-------- Supplied data --------

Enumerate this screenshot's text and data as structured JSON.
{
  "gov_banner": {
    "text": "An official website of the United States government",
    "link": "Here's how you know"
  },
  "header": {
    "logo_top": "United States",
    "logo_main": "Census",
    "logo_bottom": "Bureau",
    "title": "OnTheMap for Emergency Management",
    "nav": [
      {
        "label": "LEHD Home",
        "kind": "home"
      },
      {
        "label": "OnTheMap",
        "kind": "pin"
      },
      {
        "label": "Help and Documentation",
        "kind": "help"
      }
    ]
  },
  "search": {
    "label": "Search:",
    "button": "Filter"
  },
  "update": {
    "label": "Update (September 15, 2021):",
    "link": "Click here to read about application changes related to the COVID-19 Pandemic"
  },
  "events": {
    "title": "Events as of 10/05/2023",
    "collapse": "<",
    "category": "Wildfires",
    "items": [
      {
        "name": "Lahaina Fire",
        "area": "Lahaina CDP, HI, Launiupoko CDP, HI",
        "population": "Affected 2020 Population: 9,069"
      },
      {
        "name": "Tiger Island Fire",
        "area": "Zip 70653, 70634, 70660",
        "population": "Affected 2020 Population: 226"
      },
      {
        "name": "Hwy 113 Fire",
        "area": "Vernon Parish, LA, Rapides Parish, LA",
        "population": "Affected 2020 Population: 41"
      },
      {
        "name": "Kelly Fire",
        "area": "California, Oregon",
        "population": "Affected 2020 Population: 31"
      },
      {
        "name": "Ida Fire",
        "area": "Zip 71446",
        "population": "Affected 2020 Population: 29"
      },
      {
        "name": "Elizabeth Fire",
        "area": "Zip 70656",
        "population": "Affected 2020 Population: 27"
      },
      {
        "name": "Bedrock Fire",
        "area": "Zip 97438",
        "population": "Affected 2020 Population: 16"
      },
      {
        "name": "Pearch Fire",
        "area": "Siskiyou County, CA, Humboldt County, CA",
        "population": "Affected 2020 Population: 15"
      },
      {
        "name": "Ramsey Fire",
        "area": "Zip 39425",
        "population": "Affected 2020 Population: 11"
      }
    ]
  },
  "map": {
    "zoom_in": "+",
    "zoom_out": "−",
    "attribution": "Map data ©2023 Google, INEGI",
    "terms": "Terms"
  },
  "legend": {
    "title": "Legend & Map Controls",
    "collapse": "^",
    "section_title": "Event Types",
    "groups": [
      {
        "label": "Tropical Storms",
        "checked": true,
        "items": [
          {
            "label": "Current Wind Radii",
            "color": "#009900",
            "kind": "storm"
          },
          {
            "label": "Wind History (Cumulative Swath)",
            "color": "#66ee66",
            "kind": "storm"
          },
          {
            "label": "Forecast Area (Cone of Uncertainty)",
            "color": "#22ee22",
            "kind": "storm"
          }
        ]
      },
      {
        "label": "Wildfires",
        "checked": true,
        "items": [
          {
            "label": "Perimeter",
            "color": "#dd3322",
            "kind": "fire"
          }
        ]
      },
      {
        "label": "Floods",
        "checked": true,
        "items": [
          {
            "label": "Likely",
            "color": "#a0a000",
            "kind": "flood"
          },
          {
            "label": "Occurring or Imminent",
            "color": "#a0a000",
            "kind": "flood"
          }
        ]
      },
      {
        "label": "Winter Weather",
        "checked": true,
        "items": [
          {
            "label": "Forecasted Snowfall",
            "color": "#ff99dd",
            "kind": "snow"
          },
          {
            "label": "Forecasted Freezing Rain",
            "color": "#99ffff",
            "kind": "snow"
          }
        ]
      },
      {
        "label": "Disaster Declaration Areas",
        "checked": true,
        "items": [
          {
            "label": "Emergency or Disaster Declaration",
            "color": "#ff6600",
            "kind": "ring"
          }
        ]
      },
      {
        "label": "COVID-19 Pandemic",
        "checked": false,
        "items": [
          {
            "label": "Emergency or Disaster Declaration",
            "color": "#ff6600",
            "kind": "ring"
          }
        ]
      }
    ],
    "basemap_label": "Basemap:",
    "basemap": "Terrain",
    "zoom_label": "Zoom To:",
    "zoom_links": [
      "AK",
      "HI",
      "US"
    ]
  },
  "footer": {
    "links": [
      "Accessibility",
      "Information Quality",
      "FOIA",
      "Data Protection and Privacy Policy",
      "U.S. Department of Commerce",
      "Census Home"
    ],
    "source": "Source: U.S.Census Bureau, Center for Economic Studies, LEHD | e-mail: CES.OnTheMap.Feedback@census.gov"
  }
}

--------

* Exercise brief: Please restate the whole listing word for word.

* Response:
Enumerate this screenshot's text and data as structured JSON.
{
  "gov_banner": {
    "text": "An official website of the United States government",
    "link": "Here's how you know"
  },
  "header": {
    "logo_top": "United States",
    "logo_main": "Census",
    "logo_bottom": "Bureau",
    "title": "OnTheMap for Emergency Management",
    "nav": [
      {
        "label": "LEHD Home",
        "kind": "home"
      },
      {
        "label": "OnTheMap",
        "kind": "pin"
      },
      {
        "label": "Help and Documentation",
        "kind": "help"
      }
    ]
  },
  "search": {
    "label": "Search:",
    "button": "Filter"
  },
  "update": {
    "label": "Update (September 15, 2021):",
    "link": "Click here to read about application changes related to the COVID-19 Pandemic"
  },
  "events": {
    "title": "Events as of 10/05/2023",
    "collapse": "<",
    "category": "Wildfires",
    "items": [
      {
        "name": "Lahaina Fire",
        "area": "Lahaina CDP, HI, Launiupoko CDP, HI",
        "population": "Affected 2020 Population: 9,069"
      },
      {
        "name": "Tiger Island Fire",
        "area": "Zip 70653, 70634, 70660",
        "population": "Affected 2020 Population: 226"
      },
      {
        "name": "Hwy 113 Fire",
        "area": "Vernon Parish, LA, Rapides Parish, LA",
        "population": "Affected 2020 Population: 41"
      },
      {
        "name": "Kelly Fire",
        "area": "California, Oregon",
        "population": "Affected 2020 Population: 31"
      },
      {
        "name": "Ida Fire",
        "area": "Zip 71446",
        "population": "Affected 2020 Population: 29"
      },
      {
        "name": "Elizabeth Fire",
        "area": "Zip 70656",
        "population": "Affected 2020 Population: 27"
      },
      {
        "name": "Bedrock Fire",
        "area": "Zip 97438",
        "population": "Affected 2020 Population: 16"
      },
      {
        "name": "Pearch Fire",
        "area": "Siskiyou County, CA, Humboldt County, CA",
        "population": "Affected 2020 Population: 15"
      },
      {
        "name": "Ramsey Fire",
        "area": "Zip 39425",
        "population": "Affected 2020 Population: 11"
      }
    ]
  },
  "map": {
    "zoom_in": "+",
    "zoom_out": "−",
    "attribution": "Map data ©2023 Google, INEGI",
    "terms": "Terms"
  },
  "legend": {
    "title": "Legend & Map Controls",
    "collapse": "^",
    "section_title": "Event Types",
    "groups": [
      {
        "label": "Tropical Storms",
        "checked": true,
        "items": [
          {
            "label": "Current Wind Radii",
            "color": "#009900",
            "kind": "storm"
          },
          {
            "label": "Wind History (Cumulative Swath)",
            "color": "#66ee66",
            "kind": "storm"
          },
          {
            "label": "Forecast Area (Cone of Uncertainty)",
            "color": "#22ee22",
            "kind": "storm"
          }
        ]
      },
      {
        "label": "Wildfires",
        "checked": true,
        "items": [
          {
            "label": "Perimeter",
            "color": "#dd3322",
            "kind": "fire"
          }
        ]
      },
      {
        "label": "Floods",
        "checked": true,
        "items": [
          {
            "label": "Likely",
            "color": "#a0a000",
            "kind": "flood"
          },
          {
            "label": "Occurring or Imminent",
            "color": "#a0a000",
            "kind": "flood"
          }
        ]
      },
      {
        "label": "Winter Weather",
        "checked": true,
        "items": [
          {
            "label": "Forecasted Snowfall",
            "color": "#ff99dd",
            "kind": "snow"
          },
          {
            "label": "Forecasted Freezing Rain",
            "color": "#99ffff",
            "kind": "snow"
          }
        ]
      },
      {
        "label": "Disaster Declaration Areas",
        "checked": true,
        "items": [
          {
            "label": "Emergency or Disaster Declaration",
            "color": "#ff6600",
            "kind": "ring"
          }
        ]
      },
      {
        "label": "COVID-19 Pandemic",
        "checked": false,
        "items": [
          {
            "label": "Emergency or Disaster Declaration",
            "color": "#ff6600",
            "kind": "ring"
          }
        ]
      }
    ],
    "basemap_label": "Basemap:",
    "basemap": "Terrain",
    "zoom_label": "Zoom To:",
    "zoom_links": [
      "AK",
      "HI",
      "US"
    ]
  },
  "footer": {
    "links": [
      "Accessibility",
      "Information Quality",
      "FOIA",
      "Data Protection and Privacy Policy",
      "U.S. Department of Commerce",
      "Census Home"
    ],
    "source": "Source: U.S.Census Bureau, Center for Economic Studies, LEHD | e-mail: CES.OnTheMap.Feedback@census.gov"
  }
}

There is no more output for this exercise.